1. The tendency toward self-indulgence.

Verses 17-24 lay out two warring kingdoms: the kingdom of self and self-indulgence vs. the Kingdom of Christ and self-sacrifice. Every day in your friendship, a battle will be fought on your heart. Will you allow the relationship to be driven by what you want, or by God’s purpose?

2. The tendency toward deceit.

Verse 25 says that we must speak honestly in our friendship, but because we are often driven by our own purpose and not the Lord’s, we will be tempted to manipulate the truth to get what we want from the other person. This is one reason Jesus says, “Let what you say be simply ‘Yes’ or ‘No’; anything more than this comes from evil.” (Matthew 5:37)

3. The tendency toward anger.

Verses 26-27 quote Psalm 4:4. It’s not a sin to be angry; you should be righteously angered when a friend sins against you. However, sin comes into play and the devil gets a foothold when we attempt to control the relationship by venting our anger or by holding it over our friend’s head to manipulate them.

4. The tendency toward selfishness.

Verse 28 may feel hard to relate to at first, if you’re employed or a hard worker and not a thief by definition of local law. So think about it in a more simple way: How often do you protect or hold on to what you have, rather than offer it to your friend in an effort to serve them?

5. The tendency toward unhelpful communication.

Verses 29-30 warn us that rather than using our language to build others up, we tend to use words to ensure that we have the top spot in our friendship. Proverbs 18:21 offers a more severe warning: “Death and life are in the power of the tongue.”

6. The tendency toward division.

Again, verse 31 may feel unrelatable at first, especially if you haven’t gotten into a brawl with your friend!
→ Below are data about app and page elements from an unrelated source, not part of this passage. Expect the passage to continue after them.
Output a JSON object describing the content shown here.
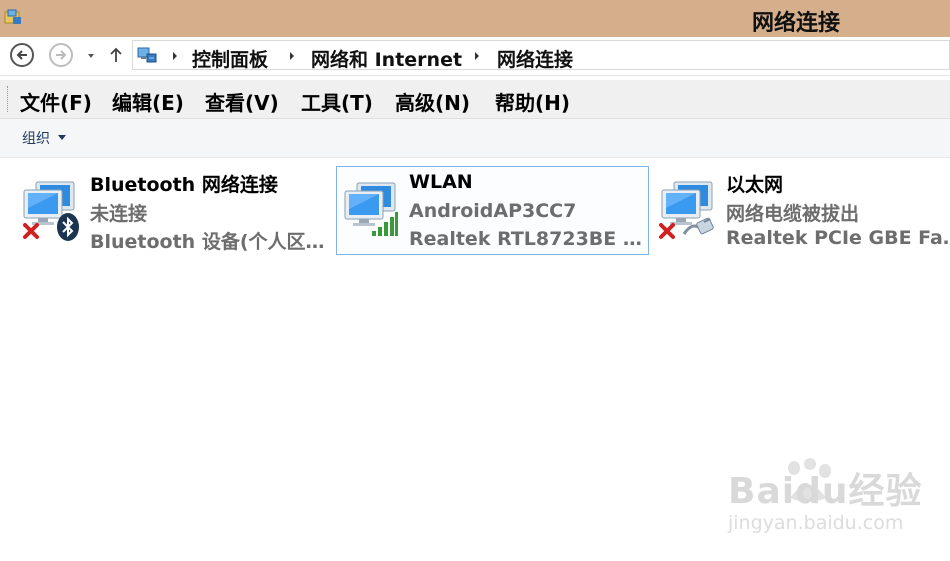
{
  "window": {
    "title": "网络连接"
  },
  "address": {
    "crumbs": [
      "控制面板",
      "网络和 Internet",
      "网络连接"
    ]
  },
  "menu": {
    "items": [
      "文件(F)",
      "编辑(E)",
      "查看(V)",
      "工具(T)",
      "高级(N)",
      "帮助(H)"
    ]
  },
  "toolbar": {
    "organize_label": "组织"
  },
  "connections": [
    {
      "name": "Bluetooth 网络连接",
      "status": "未连接",
      "device": "Bluetooth 设备(个人区…",
      "overlay": "bluetooth-icon",
      "badge": "red-x-icon",
      "selected": false
    },
    {
      "name": "WLAN",
      "status": "AndroidAP3CC7",
      "device": "Realtek RTL8723BE …",
      "overlay": "signal-bars-icon",
      "badge": "",
      "selected": true
    },
    {
      "name": "以太网",
      "status": "网络电缆被拔出",
      "device": "Realtek PCIe GBE Fa…",
      "overlay": "ethernet-cable-icon",
      "badge": "red-x-icon",
      "selected": false
    }
  ],
  "watermark": {
    "main": "Baidu经验",
    "sub": "jingyan.baidu.com"
  },
  "colors": {
    "titlebar": "#d5ae8c",
    "selection_border": "#7eb4ea",
    "signal": "#3a9a3a",
    "error_x": "#d02020"
  }
}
However, it’s much more common for us to view our friend as some type of adversary, rather than a companion in the struggle of relationship.

7. The tendency toward an unforgiving spirit.

The final verse in the chapter is the ultimate definition of a gospel friendship. Rather than want to make a friend pay for their wrongs against us, we should be the first to forgive, because no one forgives more freely than the person who knows how much they’ve been forgiven in Christ.


After reading a passage of Scripture like that, I typically respond with three emotions:

  1. Burdened by the call of the Christian life
  2. Overwhelmed with the amount of trademarks to remember
  3. Filled with regret over past sins I committed in friendships

Here’s what I tell myself in those moments, and what I would tell you:

  1. There is forgiving mercy and empowering grace for every area of struggle in the Christian life. God never exposes our sin to ridicule us, but rather forgives us and invites us to grow in the likeness of Christ.
  2. Instead of trying to memorize or apply all seven trademarks at once, just focus on one or two that the Holy Spirit convicts you of. Print this article off or save it to your phone and come back to it every once and a while.
  3. God’s timing is always right. I wish I could go back in time and pull words out of the ears of my wife, children and friends, but in that moment, I was blind. God chose to reveal truths to me later on, and instead of trying to change God’s timing, I should focus on what he has revealed to me today.

May God bless you as you take full advantage of his new morning mercies as you build a gospel-centered friendship!

Paul David Tripp is a pastor, author, and international conference speaker. He is the president of Paul Tripp Ministries and works to connect the transforming power of Jesus Christ to everyday life. This vision has led Paul to write many books on Christian living and travel around the world speaking and teaching. Paul’s driving passion is to help people understand how the gospel of Jesus Christ speaks with practical hope into all the things people face in this broken world. Paul and his wife Luella reside Philadelphia. They are the parents of four grown children.